  4. Smile / Wave

    “When you are a child - in your mind - you are not a child. You are a person, a person who has an equality with an adult.”―Catherine Breillat

    "As a woman, I am often reminded to smile, as if it is part of my job as a female. It starts when you are a little girl. Lately it occurs to me that women are forced to perform as little Princesses from a very early age. 'Smile! Wave! Look Pretty!' Think about it. Total strangers do not ask men to smile. Take it from me: women don't like being constantly reminded to smile."―Gwendolyn Audrey Foster, queer bisexual feminist nonconforming artist.

    While there are many ways of reading them, the following three films form a trilogy of self portraits:

    "The Passenger"
    "Standing Up"
    "Smile / Wave"
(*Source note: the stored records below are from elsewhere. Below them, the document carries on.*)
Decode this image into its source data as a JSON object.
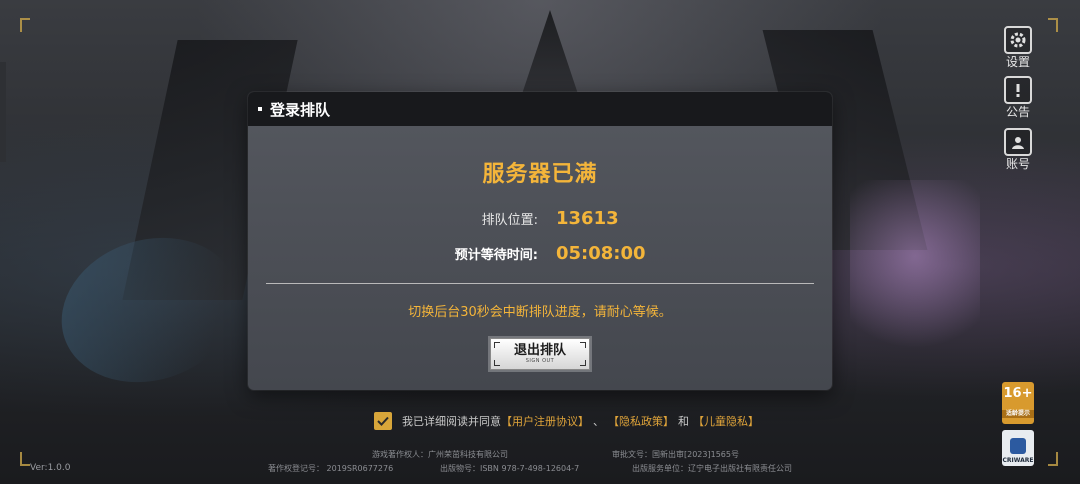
{
  "dialog": {
    "header": "登录排队",
    "title": "服务器已满",
    "queue_label": "排队位置:",
    "queue_value": "13613",
    "wait_label": "预计等待时间:",
    "wait_value": "05:08:00",
    "notice": "切换后台30秒会中断排队进度，请耐心等候。",
    "exit_button": "退出排队",
    "exit_button_sub": "SIGN OUT"
  },
  "side_menu": [
    {
      "label": "设置",
      "icon": "gear-icon"
    },
    {
      "label": "公告",
      "icon": "notice-icon"
    },
    {
      "label": "账号",
      "icon": "account-icon"
    }
  ],
  "agreement": {
    "prefix": "我已详细阅读并同意",
    "user_agreement": "【用户注册协议】",
    "sep": "、",
    "privacy": "【隐私政策】",
    "and": "和",
    "child_privacy": "【儿童隐私】",
    "checked": true
  },
  "footer": {
    "copyright_owner": "游戏著作权人：广州荣茁科技有限公司",
    "approval_no": "审批文号：国新出审[2023]1565号",
    "reg_no": "著作权登记号： 2019SR0677276",
    "isbn": "出版物号：ISBN 978-7-498-12604-7",
    "publisher": "出版服务单位：辽宁电子出版社有限责任公司",
    "version": "Ver:1.0.0"
  },
  "badges": {
    "age_rating": "16+",
    "age_tip": "适龄提示",
    "middleware": "CRIWARE"
  },
  "colors": {
    "accent": "#f4b53a",
    "header_bg": "#18191c",
    "dialog_bg": "#4c4f56"
  }
}
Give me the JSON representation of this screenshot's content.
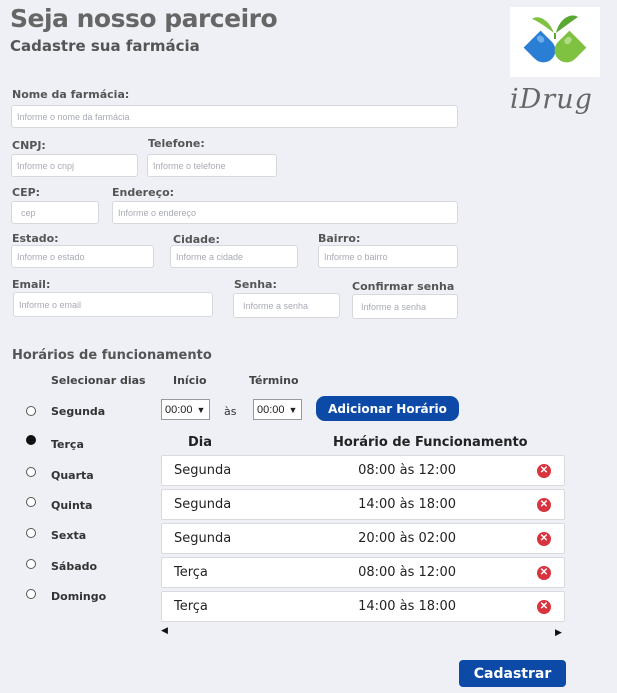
{
  "header": {
    "title": "Seja nosso parceiro",
    "subtitle": "Cadastre sua farmácia"
  },
  "brand": {
    "name": "iDrug",
    "logo_icon": "capsule-leaves-logo",
    "colors": {
      "blue": "#2a7fd4",
      "green": "#7fc241"
    }
  },
  "form": {
    "nome": {
      "label": "Nome da farmácia:",
      "placeholder": "Informe o nome da farmácia"
    },
    "cnpj": {
      "label": "CNPJ:",
      "placeholder": "Informe o cnpj"
    },
    "telefone": {
      "label": "Telefone:",
      "placeholder": "Informe o telefone"
    },
    "cep": {
      "label": "CEP:",
      "placeholder": "cep"
    },
    "endereco": {
      "label": "Endereço:",
      "placeholder": "Informe o endereço"
    },
    "estado": {
      "label": "Estado:",
      "placeholder": "Informe o estado"
    },
    "cidade": {
      "label": "Cidade:",
      "placeholder": "Informe a cidade"
    },
    "bairro": {
      "label": "Bairro:",
      "placeholder": "Informe o bairro"
    },
    "email": {
      "label": "Email:",
      "placeholder": "Informe o email"
    },
    "senha": {
      "label": "Senha:",
      "placeholder": "Informe a senha"
    },
    "confirmar": {
      "label": "Confirmar senha",
      "placeholder": "Informe a senha"
    }
  },
  "schedule": {
    "title": "Horários de funcionamento",
    "col_days": "Selecionar dias",
    "col_start": "Início",
    "col_end": "Término",
    "days": [
      {
        "label": "Segunda",
        "selected": false
      },
      {
        "label": "Terça",
        "selected": true
      },
      {
        "label": "Quarta",
        "selected": false
      },
      {
        "label": "Quinta",
        "selected": false
      },
      {
        "label": "Sexta",
        "selected": false
      },
      {
        "label": "Sábado",
        "selected": false
      },
      {
        "label": "Domingo",
        "selected": false
      }
    ],
    "start_value": "00:00",
    "end_value": "00:00",
    "separator": "às",
    "add_button": "Adicionar Horário",
    "table": {
      "headers": [
        "Dia",
        "Horário de Funcionamento"
      ],
      "rows": [
        {
          "day": "Segunda",
          "hours": "08:00 às 12:00"
        },
        {
          "day": "Segunda",
          "hours": "14:00 às 18:00"
        },
        {
          "day": "Segunda",
          "hours": "20:00 às 02:00"
        },
        {
          "day": "Terça",
          "hours": "08:00 às 12:00"
        },
        {
          "day": "Terça",
          "hours": "14:00 às 18:00"
        }
      ]
    }
  },
  "submit": "Cadastrar"
}
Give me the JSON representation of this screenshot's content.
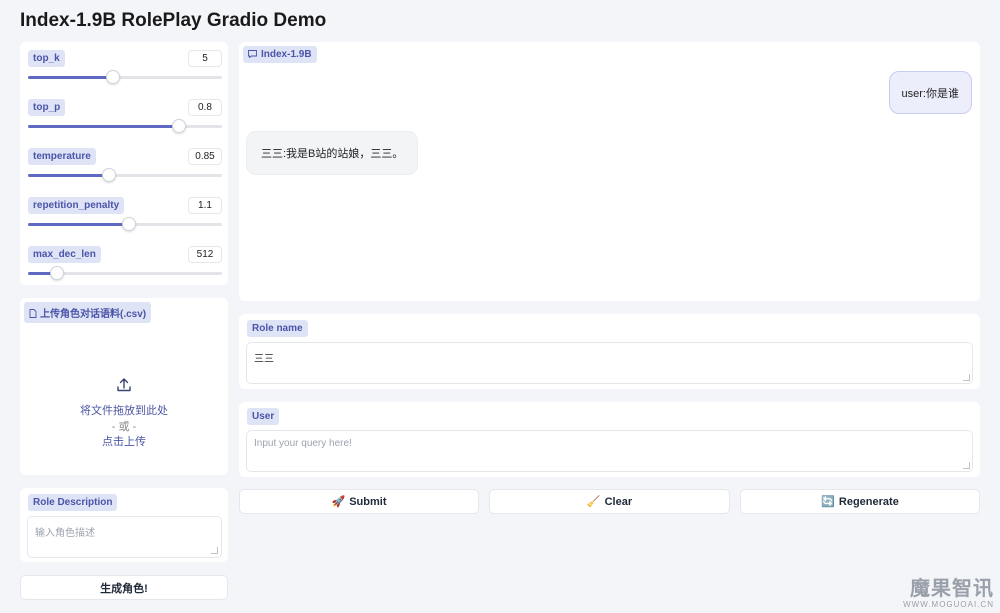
{
  "app": {
    "title": "Index-1.9B RolePlay Gradio Demo"
  },
  "sliders": [
    {
      "label": "top_k",
      "value": "5",
      "fraction": 0.44
    },
    {
      "label": "top_p",
      "value": "0.8",
      "fraction": 0.78
    },
    {
      "label": "temperature",
      "value": "0.85",
      "fraction": 0.42
    },
    {
      "label": "repetition_penalty",
      "value": "1.1",
      "fraction": 0.52
    },
    {
      "label": "max_dec_len",
      "value": "512",
      "fraction": 0.15
    }
  ],
  "upload": {
    "label": "上传角色对话语料(.csv)",
    "drop_text": "将文件拖放到此处",
    "or_text": "- 或 -",
    "click_text": "点击上传"
  },
  "role_description": {
    "label": "Role Description",
    "placeholder": "输入角色描述"
  },
  "generate_button": "生成角色!",
  "chat": {
    "label": "Index-1.9B",
    "messages": [
      {
        "role": "user",
        "text": "user:你是谁"
      },
      {
        "role": "bot",
        "text": "三三:我是B站的站娘，三三。"
      }
    ]
  },
  "role_name": {
    "label": "Role name",
    "value": "三三"
  },
  "user_input": {
    "label": "User",
    "placeholder": "Input your query here!"
  },
  "actions": {
    "submit": {
      "icon": "rocket-icon",
      "label": "Submit",
      "glyph": "🚀"
    },
    "clear": {
      "icon": "broom-icon",
      "label": "Clear",
      "glyph": "🧹"
    },
    "regenerate": {
      "icon": "refresh-icon",
      "label": "Regenerate",
      "glyph": "🔄"
    }
  },
  "watermark": {
    "main": "魔果智讯",
    "sub": "WWW.MOGUOAI.CN"
  },
  "colors": {
    "accent": "#5f69c2",
    "tag_bg": "#dfe3f6",
    "tag_text": "#4a55a8"
  }
}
    A related video is "She Smiled,"

    "Smile / Wave" is made from recycled and repurposed images in the Public Domain, or material released under a Creative Commons CC0 Public Domain license.

    "Smile / Wave" Music and video by Gwendolyn Audrey Foster.
    Copyright © 2017 Gwendolyn Audrey Foster. All rights reserved.
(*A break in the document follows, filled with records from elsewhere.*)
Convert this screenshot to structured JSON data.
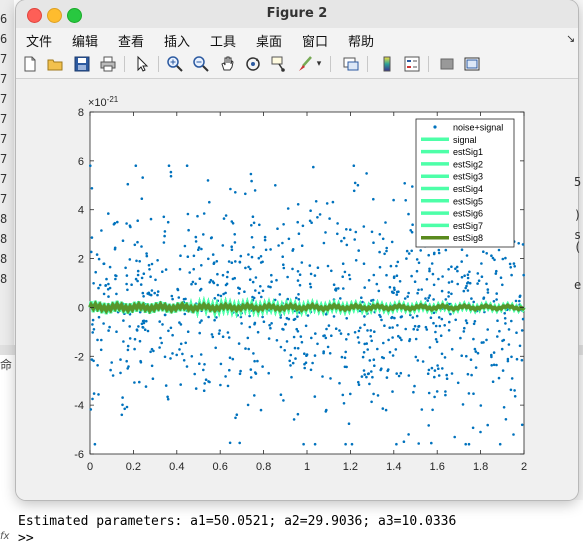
{
  "window": {
    "title": "Figure 2"
  },
  "menu": [
    "文件",
    "编辑",
    "查看",
    "插入",
    "工具",
    "桌面",
    "窗口",
    "帮助"
  ],
  "toolbar_icons": [
    "new-figure-icon",
    "open-file-icon",
    "save-icon",
    "print-icon",
    "pointer-icon",
    "zoom-in-icon",
    "zoom-out-icon",
    "pan-icon",
    "rotate-3d-icon",
    "data-cursor-icon",
    "brush-icon",
    "brush-dropdown-icon",
    "link-plot-icon",
    "colorbar-icon",
    "legend-icon",
    "hide-plot-tools-icon",
    "show-plot-tools-icon"
  ],
  "background": {
    "gutter_digits": [
      "6",
      "6",
      "7",
      "7",
      "7",
      "7",
      "7",
      "7",
      "7",
      "7",
      "8",
      "8",
      "8",
      "8"
    ],
    "right_fragments": [
      "5",
      ")",
      "s",
      "(",
      "e"
    ],
    "cmd_label": "命",
    "console_line": "Estimated parameters: a1=50.0521; a2=29.9036; a3=10.0336",
    "prompt": ">>",
    "fx": "fx"
  },
  "chart_data": {
    "type": "scatter",
    "exponent_label": "×10",
    "exponent_power": "-21",
    "xlim": [
      0,
      2
    ],
    "ylim": [
      -6,
      8
    ],
    "xticks": [
      "0",
      "0.2",
      "0.4",
      "0.6",
      "0.8",
      "1",
      "1.2",
      "1.4",
      "1.6",
      "1.8",
      "2"
    ],
    "yticks": [
      "-6",
      "-4",
      "-2",
      "0",
      "2",
      "4",
      "6",
      "8"
    ],
    "legend_position": "top-right",
    "series": [
      {
        "name": "noise+signal",
        "type": "scatter",
        "color": "#0072bd",
        "count": 1000,
        "spread": 2.3,
        "x_range": [
          0,
          2
        ]
      },
      {
        "name": "signal",
        "type": "line",
        "color": "#4dffa8"
      },
      {
        "name": "estSig1",
        "type": "line",
        "color": "#4dffa8"
      },
      {
        "name": "estSig2",
        "type": "line",
        "color": "#4dffa8"
      },
      {
        "name": "estSig3",
        "type": "line",
        "color": "#4dffa8"
      },
      {
        "name": "estSig4",
        "type": "line",
        "color": "#4dffa8"
      },
      {
        "name": "estSig5",
        "type": "line",
        "color": "#4dffa8"
      },
      {
        "name": "estSig6",
        "type": "line",
        "color": "#4dffa8"
      },
      {
        "name": "estSig7",
        "type": "line",
        "color": "#4dffa8"
      },
      {
        "name": "estSig8",
        "type": "line",
        "color": "#5a8a1e"
      }
    ]
  }
}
  5. Let's Play Princess

    Part of a Surrealist feminist trilogy of abstract horror doll films. Collage of détourned images.
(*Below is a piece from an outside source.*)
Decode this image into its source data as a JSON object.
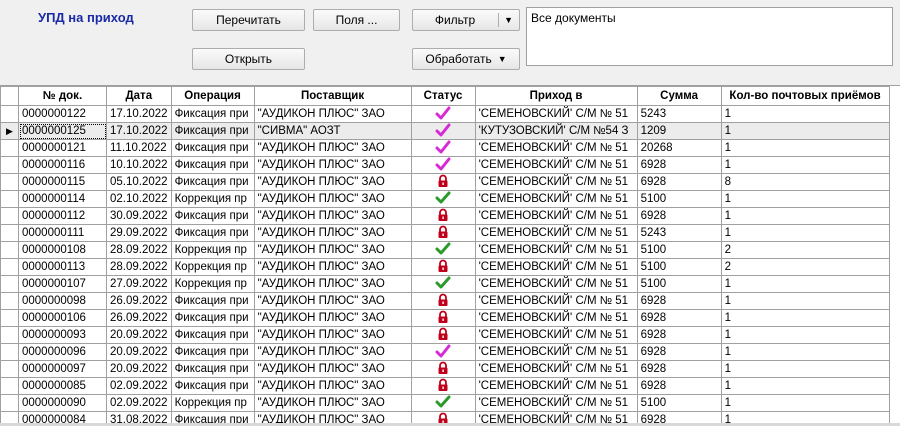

    “As little children we so boldly voyage into the unknown realms of fairy tale Princesses. As adults we are not anywhere near brave enough to fully enter these fantasies. Fairy tales centering around Princesses can be quite bloody, sensual, and terrifying, but they are also playful and deeply satisfying. “―Catherine Breillat

    "What are girls really doing when the pretend to be Princesses? Putting on masks and morphing identities. There is a magical point at which identities merge and replicate. I am both fascinated and a little repelled by the popularity of Princess dolls and Princess merchandise for girls. We can learn much though from children's full engagement with play, even when it is a little terrifying and seemingly monstrous. There is a playfulness to the horror." ―Gwendolyn Audrey Foster

    "Let’s Play Princess" is the third part of a trilogy:

    See also "Playing Dolls”
    See also "Playing Dress Up"

    "Let's Play Princess” is made from materials in the Public Domain, or released under a Creative Commons CC0 Public Domain license.

    "Let's Play Princess”- music and audio collage by Gwendolyn Audrey Foster. Copyright © 2017 Gwendolyn Audrey Foster. All rights reserved.

  6. Echo and Narcissus

    "Echo, known for her beautiful voice, is a woodland nymph closely associated with Gaia, and with her eternal, passionate love of Narcissus. Though Echo offers Narcissus all that he can possibly desire, he tragically spurns the love of his life. He has fallen deeply in love with his own reflection.

    Narcissus's inability to return Echo's love causes him to wither away. Even as he crosses the river Styx, he fails to note his ghastly surroundings or the lethal costs of his self-obsession.

    Mankind boasts of our machines and conquests - yet we have precious little empathy for our home. We risk our own existence, as we selfishly ignore the destruction of the Earth.

    Listen closely - you can hear the loving refrains of Echo everywhere - even in massive industrial machines. Echo continues her siren call, with a love that is constant, but unrequited by mankind."―Gwendolyn Audrey Foster

    'Echo and Narcissus' is part of my "Men and Machines" Series.

    Always remember, Nature looks back while you are watching. The screen reflects; it looks at you. Machines observe us, and so does nature. We often assume the positionality of the colonizing voyeur. Think of the language of filmmaking - "capturing" and "rendering" are verbs we associate with enslavement and colonial conquest. We often forget that screens reflect on / us in the larger philosophical sense. In remembering this, we cannot help but become more eco-conscious.

    This film invites meditation into the complex relationship between Human, Machine, and 'Nature' - the politics, philosophy and aesthetics of the sights and sounds of industry as they are mechanically mediated and manufactured by the camera eye / ear.

    "Echo and Narcissus" is created from recycled and repurposed images and sound in the Public Domain, or material released under a Creative Commons CC0 Public Domain license.

    "Echo and Narcissus"― by Gwendolyn Audrey Foster.
    Copyright © 2016 Gwendolyn Audrey Foster. All rights reserved.